**Task statement:** Show all lines from the material that carry the word "Recording".

**Source data:**
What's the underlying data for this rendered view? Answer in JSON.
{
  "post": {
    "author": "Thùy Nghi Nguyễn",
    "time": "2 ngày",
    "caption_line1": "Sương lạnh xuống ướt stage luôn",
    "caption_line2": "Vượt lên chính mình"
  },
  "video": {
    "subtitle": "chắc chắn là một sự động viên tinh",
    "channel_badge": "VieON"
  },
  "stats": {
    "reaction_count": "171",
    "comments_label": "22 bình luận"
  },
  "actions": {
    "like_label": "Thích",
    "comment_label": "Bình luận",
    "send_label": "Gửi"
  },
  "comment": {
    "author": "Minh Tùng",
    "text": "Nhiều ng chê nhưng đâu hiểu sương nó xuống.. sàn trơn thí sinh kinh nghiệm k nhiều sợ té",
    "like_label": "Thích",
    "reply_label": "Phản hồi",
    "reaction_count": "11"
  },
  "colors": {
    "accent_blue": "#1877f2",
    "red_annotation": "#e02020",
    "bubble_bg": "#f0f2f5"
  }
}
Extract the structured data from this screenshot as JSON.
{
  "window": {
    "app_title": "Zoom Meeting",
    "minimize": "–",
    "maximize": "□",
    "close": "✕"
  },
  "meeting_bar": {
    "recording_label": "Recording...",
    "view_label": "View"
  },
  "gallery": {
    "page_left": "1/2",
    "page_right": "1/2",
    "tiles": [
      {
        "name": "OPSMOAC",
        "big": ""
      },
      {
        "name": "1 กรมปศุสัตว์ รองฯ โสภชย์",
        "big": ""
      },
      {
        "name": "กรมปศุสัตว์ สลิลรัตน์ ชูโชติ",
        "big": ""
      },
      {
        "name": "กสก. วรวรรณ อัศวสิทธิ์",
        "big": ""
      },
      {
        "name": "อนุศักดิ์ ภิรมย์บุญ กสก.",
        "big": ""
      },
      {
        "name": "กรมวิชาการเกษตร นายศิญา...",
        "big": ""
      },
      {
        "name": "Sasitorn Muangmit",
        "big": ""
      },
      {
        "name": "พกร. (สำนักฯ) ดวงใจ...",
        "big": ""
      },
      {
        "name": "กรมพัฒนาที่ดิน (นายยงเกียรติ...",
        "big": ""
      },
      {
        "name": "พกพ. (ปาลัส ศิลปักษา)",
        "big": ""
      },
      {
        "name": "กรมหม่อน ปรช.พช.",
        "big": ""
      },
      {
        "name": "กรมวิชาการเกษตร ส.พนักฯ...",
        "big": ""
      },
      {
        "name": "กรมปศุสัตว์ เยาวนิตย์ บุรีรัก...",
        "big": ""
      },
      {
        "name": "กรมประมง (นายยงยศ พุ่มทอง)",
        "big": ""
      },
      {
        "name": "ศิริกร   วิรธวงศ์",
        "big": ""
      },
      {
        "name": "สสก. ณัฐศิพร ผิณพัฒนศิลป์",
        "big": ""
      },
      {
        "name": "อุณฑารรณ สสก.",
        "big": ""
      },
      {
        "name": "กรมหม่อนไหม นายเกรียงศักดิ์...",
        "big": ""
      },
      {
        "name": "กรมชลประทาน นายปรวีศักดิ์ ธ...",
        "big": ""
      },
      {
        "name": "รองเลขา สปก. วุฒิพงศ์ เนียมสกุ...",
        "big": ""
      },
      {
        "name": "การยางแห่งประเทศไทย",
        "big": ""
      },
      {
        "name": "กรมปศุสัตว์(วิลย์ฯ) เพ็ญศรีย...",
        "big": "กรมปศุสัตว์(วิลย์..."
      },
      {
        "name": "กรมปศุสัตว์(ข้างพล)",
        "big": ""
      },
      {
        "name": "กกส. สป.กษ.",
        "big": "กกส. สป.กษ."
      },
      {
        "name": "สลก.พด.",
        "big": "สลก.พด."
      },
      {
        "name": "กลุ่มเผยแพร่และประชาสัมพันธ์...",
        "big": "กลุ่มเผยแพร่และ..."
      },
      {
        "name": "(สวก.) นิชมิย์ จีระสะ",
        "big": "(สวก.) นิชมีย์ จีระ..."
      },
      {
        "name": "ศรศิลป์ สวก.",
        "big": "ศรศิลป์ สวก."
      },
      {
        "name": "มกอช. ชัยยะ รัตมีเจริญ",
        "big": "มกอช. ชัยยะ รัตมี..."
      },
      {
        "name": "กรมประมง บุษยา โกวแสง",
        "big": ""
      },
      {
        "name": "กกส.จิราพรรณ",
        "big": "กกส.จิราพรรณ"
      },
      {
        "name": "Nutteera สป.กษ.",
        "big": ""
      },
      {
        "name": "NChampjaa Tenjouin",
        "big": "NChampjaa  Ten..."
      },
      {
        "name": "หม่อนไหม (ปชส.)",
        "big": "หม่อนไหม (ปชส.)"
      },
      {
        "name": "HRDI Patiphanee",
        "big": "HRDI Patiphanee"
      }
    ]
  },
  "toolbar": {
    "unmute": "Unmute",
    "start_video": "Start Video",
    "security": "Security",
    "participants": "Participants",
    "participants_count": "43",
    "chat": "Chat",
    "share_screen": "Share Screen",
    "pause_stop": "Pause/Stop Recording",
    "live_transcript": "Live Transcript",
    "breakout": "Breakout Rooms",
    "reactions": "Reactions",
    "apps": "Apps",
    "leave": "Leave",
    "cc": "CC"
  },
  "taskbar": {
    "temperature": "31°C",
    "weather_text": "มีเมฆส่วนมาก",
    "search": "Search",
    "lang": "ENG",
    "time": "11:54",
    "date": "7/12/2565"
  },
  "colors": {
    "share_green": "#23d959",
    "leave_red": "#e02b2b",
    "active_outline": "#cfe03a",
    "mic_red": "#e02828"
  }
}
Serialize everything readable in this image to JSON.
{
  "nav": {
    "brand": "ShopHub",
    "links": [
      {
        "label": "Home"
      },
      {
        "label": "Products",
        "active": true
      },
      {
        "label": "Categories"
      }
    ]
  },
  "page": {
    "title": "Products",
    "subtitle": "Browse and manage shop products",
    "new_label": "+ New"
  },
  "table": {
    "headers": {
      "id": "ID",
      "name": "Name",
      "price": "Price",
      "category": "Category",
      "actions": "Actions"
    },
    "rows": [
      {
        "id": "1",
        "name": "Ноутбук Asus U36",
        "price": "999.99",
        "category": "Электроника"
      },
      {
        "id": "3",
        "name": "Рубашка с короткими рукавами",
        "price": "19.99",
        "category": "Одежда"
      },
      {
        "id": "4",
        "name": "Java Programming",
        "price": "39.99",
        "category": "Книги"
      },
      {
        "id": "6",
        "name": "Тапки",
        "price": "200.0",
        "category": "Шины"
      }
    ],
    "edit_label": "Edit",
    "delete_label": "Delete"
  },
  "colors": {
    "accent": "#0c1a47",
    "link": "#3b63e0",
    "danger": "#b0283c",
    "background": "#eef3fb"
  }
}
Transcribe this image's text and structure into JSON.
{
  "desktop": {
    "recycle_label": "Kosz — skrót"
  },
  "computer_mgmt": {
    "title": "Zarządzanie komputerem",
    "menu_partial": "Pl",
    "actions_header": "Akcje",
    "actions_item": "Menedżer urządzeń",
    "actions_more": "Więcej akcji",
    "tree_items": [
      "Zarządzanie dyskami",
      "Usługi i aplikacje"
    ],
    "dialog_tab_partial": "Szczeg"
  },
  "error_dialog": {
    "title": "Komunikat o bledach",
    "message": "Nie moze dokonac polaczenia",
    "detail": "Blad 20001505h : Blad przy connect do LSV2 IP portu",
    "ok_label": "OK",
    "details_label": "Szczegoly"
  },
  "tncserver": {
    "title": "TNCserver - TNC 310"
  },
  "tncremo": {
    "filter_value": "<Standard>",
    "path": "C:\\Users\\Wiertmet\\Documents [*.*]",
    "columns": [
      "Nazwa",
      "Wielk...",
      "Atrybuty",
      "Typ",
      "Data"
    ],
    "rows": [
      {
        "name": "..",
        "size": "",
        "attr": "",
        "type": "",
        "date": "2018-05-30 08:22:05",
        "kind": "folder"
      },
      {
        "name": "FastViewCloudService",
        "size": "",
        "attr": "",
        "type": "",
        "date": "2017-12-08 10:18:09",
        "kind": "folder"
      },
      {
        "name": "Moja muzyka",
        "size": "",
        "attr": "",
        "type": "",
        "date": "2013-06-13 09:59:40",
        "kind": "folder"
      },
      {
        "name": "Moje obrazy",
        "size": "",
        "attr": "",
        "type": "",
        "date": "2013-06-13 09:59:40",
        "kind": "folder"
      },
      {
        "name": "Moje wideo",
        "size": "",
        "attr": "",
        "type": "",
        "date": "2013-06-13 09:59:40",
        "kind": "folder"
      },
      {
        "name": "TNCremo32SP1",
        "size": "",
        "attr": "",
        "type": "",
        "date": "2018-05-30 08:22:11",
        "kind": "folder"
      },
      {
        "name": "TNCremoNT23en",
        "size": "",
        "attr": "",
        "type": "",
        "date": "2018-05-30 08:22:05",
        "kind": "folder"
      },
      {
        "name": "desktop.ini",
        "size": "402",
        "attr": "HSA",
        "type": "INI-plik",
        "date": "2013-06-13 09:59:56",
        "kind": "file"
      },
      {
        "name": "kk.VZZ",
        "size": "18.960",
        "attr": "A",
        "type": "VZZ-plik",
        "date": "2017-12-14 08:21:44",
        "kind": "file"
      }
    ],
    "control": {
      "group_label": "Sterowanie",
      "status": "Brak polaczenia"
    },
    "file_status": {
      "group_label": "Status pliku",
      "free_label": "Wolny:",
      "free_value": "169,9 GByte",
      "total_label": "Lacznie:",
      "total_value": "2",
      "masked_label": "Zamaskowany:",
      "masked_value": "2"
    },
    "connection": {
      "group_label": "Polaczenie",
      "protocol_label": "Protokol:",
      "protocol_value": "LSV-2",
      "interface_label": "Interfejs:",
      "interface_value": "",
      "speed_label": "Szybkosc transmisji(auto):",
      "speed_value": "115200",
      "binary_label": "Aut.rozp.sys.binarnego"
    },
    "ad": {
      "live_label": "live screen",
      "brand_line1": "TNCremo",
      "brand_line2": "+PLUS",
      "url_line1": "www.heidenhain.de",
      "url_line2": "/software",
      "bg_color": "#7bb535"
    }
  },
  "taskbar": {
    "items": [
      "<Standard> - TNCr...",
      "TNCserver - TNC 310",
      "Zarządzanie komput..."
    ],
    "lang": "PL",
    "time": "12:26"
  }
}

**Result below:**
    "recording_label": "Recording...",
    "pause_stop": "Pause/Stop Recording",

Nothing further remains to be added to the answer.